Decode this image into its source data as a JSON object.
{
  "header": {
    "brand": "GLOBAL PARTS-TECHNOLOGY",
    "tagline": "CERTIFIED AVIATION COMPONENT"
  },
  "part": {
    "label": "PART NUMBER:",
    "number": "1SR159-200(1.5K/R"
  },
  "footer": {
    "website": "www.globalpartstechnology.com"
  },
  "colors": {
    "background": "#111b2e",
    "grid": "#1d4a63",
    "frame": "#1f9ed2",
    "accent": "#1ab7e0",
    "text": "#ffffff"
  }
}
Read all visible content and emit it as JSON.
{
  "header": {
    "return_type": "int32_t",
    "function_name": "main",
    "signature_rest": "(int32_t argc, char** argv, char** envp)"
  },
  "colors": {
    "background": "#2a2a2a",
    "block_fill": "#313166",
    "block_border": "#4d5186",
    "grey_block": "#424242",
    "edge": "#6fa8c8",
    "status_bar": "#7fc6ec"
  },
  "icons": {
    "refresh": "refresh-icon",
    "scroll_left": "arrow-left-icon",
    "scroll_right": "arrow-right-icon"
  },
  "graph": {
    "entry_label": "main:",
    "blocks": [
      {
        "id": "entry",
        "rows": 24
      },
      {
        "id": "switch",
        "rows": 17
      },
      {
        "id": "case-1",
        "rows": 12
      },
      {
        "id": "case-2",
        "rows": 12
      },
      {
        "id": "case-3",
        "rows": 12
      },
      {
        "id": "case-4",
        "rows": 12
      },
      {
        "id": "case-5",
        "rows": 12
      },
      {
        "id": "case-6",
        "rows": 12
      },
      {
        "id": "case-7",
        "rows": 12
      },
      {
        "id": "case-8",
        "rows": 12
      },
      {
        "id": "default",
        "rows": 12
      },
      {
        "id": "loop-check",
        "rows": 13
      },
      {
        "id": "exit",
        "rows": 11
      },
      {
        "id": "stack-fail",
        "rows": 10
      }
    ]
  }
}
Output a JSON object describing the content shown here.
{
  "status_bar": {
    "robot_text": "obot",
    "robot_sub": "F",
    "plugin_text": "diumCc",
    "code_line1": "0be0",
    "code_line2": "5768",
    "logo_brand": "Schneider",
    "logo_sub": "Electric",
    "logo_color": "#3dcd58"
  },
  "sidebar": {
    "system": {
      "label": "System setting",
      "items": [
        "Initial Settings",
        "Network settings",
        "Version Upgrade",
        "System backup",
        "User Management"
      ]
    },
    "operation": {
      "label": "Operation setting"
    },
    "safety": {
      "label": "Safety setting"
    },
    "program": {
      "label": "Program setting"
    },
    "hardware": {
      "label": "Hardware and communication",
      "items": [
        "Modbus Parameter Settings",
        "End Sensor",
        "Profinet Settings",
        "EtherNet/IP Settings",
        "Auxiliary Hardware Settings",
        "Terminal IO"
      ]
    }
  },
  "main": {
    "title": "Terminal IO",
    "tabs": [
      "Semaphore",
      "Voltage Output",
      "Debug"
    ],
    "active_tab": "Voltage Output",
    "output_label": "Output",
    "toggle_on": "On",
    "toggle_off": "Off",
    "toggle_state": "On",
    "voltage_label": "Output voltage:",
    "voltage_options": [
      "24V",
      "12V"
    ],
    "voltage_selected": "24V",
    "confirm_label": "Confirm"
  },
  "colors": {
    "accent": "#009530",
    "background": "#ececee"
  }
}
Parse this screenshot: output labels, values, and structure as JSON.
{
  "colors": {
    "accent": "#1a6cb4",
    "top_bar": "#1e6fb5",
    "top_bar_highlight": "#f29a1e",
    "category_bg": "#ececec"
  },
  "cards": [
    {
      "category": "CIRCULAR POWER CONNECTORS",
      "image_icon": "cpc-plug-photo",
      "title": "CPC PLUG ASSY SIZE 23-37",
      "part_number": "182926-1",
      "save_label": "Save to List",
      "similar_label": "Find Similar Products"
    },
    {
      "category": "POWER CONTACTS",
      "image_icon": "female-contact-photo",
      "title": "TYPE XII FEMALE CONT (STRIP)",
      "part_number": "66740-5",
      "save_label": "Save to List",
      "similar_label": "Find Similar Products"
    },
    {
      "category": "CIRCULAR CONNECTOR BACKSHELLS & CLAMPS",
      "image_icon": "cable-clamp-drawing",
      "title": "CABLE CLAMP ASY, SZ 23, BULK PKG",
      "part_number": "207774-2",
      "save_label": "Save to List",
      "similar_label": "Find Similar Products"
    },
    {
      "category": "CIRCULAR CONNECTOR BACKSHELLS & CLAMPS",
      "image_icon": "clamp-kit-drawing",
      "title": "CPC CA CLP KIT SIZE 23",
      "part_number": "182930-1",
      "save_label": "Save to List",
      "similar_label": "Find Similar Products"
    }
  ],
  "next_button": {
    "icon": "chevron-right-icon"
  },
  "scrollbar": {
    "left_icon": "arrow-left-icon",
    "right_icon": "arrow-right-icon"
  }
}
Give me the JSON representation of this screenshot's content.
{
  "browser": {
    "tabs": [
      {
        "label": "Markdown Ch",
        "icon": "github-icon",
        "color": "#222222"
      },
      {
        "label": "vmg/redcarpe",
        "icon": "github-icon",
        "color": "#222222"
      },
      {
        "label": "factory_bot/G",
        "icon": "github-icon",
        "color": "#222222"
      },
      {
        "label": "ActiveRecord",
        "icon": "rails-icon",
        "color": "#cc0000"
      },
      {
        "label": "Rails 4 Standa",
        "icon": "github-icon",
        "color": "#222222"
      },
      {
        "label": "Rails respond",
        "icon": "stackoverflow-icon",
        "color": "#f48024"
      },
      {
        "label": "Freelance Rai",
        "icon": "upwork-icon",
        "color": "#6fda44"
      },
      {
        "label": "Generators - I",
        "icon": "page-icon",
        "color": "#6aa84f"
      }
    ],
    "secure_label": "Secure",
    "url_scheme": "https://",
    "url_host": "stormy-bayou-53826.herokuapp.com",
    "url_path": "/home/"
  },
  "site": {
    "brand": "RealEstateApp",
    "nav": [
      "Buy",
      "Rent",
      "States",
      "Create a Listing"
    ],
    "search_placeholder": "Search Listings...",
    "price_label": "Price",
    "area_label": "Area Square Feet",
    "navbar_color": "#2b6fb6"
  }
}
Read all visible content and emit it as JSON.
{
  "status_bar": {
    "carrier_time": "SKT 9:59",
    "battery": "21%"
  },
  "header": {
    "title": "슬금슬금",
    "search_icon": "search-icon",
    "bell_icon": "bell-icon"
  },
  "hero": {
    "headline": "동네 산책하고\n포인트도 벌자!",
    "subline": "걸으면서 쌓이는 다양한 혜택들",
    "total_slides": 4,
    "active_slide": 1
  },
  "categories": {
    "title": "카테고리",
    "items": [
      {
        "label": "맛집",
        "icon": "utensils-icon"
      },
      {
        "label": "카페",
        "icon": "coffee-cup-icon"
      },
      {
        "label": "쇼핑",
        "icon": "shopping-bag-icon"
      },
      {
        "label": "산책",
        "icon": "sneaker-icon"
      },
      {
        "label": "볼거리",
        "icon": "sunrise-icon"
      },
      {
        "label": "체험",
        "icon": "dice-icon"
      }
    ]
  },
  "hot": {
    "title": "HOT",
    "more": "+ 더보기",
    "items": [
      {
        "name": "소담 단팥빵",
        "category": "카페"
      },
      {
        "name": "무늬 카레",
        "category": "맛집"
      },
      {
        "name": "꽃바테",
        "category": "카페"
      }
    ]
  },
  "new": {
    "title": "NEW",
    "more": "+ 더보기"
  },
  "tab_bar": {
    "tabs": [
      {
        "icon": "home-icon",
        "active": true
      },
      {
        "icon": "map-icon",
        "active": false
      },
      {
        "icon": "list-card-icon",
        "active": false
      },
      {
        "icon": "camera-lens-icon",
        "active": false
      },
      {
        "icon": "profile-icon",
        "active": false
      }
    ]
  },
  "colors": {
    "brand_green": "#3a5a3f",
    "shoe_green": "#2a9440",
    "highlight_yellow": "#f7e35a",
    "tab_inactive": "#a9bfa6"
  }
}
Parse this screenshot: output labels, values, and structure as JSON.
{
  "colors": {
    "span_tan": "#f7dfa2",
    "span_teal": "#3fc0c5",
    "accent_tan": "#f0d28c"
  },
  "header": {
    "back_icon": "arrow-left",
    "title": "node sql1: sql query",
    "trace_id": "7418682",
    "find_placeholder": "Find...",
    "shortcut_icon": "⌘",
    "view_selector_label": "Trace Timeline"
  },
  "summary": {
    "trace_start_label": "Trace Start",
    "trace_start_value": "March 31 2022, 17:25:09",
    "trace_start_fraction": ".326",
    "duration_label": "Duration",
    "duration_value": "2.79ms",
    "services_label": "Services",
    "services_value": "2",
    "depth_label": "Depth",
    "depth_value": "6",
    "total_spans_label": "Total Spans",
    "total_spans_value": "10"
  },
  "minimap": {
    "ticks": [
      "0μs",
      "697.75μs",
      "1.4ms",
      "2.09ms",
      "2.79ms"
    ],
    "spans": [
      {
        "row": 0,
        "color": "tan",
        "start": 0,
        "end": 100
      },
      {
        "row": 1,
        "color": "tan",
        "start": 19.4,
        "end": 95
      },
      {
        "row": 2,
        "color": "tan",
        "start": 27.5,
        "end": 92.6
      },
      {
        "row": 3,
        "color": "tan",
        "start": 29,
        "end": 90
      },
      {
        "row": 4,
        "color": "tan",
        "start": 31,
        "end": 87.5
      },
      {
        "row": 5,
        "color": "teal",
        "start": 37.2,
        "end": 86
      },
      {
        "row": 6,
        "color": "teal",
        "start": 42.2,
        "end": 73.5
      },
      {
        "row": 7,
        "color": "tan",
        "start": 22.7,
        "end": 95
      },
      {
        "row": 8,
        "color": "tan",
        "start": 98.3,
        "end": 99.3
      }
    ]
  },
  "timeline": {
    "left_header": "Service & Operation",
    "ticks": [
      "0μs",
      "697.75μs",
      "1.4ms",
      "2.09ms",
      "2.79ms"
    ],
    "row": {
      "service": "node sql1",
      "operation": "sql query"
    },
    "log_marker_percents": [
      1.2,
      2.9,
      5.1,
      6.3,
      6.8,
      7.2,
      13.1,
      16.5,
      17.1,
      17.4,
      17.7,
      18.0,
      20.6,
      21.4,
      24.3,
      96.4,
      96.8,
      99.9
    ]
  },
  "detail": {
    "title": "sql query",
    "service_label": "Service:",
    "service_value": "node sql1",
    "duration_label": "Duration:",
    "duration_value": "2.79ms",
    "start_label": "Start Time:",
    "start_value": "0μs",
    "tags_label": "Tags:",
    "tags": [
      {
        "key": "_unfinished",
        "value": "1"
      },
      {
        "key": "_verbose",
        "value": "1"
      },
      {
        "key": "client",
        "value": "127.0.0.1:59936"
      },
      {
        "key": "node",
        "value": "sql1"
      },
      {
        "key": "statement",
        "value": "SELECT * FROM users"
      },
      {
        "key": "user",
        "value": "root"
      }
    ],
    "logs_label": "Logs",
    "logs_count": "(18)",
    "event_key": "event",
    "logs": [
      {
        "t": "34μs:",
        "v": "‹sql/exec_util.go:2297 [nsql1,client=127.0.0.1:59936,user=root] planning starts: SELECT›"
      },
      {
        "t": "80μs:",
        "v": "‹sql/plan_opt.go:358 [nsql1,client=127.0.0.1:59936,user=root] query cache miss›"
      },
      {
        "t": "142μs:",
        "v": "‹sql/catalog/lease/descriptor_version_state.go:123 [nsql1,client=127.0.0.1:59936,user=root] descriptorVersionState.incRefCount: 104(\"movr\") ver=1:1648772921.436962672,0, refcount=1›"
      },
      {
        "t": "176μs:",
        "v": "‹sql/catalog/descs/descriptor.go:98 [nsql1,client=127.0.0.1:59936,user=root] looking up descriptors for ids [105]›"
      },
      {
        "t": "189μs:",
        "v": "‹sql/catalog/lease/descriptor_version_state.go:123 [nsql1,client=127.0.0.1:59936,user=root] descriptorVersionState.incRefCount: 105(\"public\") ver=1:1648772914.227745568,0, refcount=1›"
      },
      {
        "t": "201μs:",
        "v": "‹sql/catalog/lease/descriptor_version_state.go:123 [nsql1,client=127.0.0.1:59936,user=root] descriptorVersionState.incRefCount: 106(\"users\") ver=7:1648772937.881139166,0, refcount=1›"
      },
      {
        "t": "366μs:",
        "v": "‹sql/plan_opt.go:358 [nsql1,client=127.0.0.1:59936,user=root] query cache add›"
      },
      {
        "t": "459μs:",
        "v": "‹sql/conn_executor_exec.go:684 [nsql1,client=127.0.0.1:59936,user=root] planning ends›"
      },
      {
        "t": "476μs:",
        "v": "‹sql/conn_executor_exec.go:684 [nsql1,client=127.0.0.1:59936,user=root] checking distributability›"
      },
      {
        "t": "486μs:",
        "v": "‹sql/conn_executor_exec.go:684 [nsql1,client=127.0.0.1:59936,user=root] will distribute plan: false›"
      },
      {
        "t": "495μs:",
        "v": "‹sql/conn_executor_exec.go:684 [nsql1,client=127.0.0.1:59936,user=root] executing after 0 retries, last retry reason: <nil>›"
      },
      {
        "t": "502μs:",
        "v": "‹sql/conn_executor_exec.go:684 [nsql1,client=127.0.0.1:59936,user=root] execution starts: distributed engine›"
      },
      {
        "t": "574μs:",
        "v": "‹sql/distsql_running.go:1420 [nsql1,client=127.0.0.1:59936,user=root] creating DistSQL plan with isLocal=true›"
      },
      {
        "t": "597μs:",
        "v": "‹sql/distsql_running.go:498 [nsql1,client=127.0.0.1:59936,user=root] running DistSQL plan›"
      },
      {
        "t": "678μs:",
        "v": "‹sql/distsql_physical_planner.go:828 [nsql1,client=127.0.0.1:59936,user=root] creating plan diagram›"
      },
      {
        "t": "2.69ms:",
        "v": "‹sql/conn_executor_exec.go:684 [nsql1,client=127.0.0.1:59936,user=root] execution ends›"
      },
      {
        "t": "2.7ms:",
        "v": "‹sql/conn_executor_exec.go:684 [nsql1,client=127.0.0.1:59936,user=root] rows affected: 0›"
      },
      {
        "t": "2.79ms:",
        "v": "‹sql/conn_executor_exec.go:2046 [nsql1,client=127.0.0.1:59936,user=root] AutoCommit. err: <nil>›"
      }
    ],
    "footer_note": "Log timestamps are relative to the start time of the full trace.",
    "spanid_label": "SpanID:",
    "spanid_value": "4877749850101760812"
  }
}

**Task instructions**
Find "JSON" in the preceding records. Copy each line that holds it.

**Final answer**
Decode this image into its source data as a JSON object.
Read all visible content and emit it as JSON.
Output a JSON object describing the content shown here.
Parse this screenshot: output labels, values, and structure as JSON.
Give me the JSON representation of this screenshot's content.
Read all visible content and emit it as JSON.
Parse this screenshot: output labels, values, and structure as JSON.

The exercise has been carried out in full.